*What you are asked to do*.
Restate the listing in full, keeping every word as it is.
____ Records
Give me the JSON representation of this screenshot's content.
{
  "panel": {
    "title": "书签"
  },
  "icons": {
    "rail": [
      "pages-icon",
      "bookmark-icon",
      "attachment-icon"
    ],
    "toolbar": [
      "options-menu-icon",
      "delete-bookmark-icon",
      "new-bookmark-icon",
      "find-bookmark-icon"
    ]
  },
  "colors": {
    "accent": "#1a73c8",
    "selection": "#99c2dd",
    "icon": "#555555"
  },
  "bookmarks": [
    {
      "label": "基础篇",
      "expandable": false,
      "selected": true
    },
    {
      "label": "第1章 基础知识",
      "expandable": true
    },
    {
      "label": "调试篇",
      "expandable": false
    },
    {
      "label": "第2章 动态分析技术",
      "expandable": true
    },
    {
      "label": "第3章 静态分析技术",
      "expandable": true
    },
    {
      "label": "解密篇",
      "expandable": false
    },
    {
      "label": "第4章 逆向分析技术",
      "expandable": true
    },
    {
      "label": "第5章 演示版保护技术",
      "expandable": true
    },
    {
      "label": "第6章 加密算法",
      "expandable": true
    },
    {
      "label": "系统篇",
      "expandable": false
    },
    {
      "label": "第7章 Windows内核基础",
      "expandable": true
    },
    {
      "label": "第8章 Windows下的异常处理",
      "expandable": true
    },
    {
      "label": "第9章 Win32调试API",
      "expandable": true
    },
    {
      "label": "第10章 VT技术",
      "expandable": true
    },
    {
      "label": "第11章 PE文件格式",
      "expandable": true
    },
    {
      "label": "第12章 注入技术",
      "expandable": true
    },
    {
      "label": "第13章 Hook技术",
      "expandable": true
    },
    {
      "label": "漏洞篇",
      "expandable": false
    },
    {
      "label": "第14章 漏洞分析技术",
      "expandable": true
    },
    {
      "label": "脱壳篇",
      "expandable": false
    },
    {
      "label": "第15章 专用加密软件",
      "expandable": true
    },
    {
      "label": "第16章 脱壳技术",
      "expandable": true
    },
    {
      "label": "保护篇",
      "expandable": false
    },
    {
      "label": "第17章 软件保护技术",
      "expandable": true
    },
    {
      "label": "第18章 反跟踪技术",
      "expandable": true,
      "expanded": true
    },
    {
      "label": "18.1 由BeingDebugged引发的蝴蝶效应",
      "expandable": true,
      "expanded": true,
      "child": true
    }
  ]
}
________
*Your response*.
Give me the JSON representation of this screenshot's content.
{
  "panel": {
    "title": "书签"
  },
  "icons": {
    "rail": [
      "pages-icon",
      "bookmark-icon",
      "attachment-icon"
    ],
    "toolbar": [
      "options-menu-icon",
      "delete-bookmark-icon",
      "new-bookmark-icon",
      "find-bookmark-icon"
    ]
  },
  "colors": {
    "accent": "#1a73c8",
    "selection": "#99c2dd",
    "icon": "#555555"
  },
  "bookmarks": [
    {
      "label": "基础篇",
      "expandable": false,
      "selected": true
    },
    {
      "label": "第1章 基础知识",
      "expandable": true
    },
    {
      "label": "调试篇",
      "expandable": false
    },
    {
      "label": "第2章 动态分析技术",
      "expandable": true
    },
    {
      "label": "第3章 静态分析技术",
      "expandable": true
    },
    {
      "label": "解密篇",
      "expandable": false
    },
    {
      "label": "第4章 逆向分析技术",
      "expandable": true
    },
    {
      "label": "第5章 演示版保护技术",
      "expandable": true
    },
    {
      "label": "第6章 加密算法",
      "expandable": true
    },
    {
      "label": "系统篇",
      "expandable": false
    },
    {
      "label": "第7章 Windows内核基础",
      "expandable": true
    },
    {
      "label": "第8章 Windows下的异常处理",
      "expandable": true
    },
    {
      "label": "第9章 Win32调试API",
      "expandable": true
    },
    {
      "label": "第10章 VT技术",
      "expandable": true
    },
    {
      "label": "第11章 PE文件格式",
      "expandable": true
    },
    {
      "label": "第12章 注入技术",
      "expandable": true
    },
    {
      "label": "第13章 Hook技术",
      "expandable": true
    },
    {
      "label": "漏洞篇",
      "expandable": false
    },
    {
      "label": "第14章 漏洞分析技术",
      "expandable": true
    },
    {
      "label": "脱壳篇",
      "expandable": false
    },
    {
      "label": "第15章 专用加密软件",
      "expandable": true
    },
    {
      "label": "第16章 脱壳技术",
      "expandable": true
    },
    {
      "label": "保护篇",
      "expandable": false
    },
    {
      "label": "第17章 软件保护技术",
      "expandable": true
    },
    {
      "label": "第18章 反跟踪技术",
      "expandable": true,
      "expanded": true
    },
    {
      "label": "18.1 由BeingDebugged引发的蝴蝶效应",
      "expandable": true,
      "expanded": true,
      "child": true
    }
  ]
}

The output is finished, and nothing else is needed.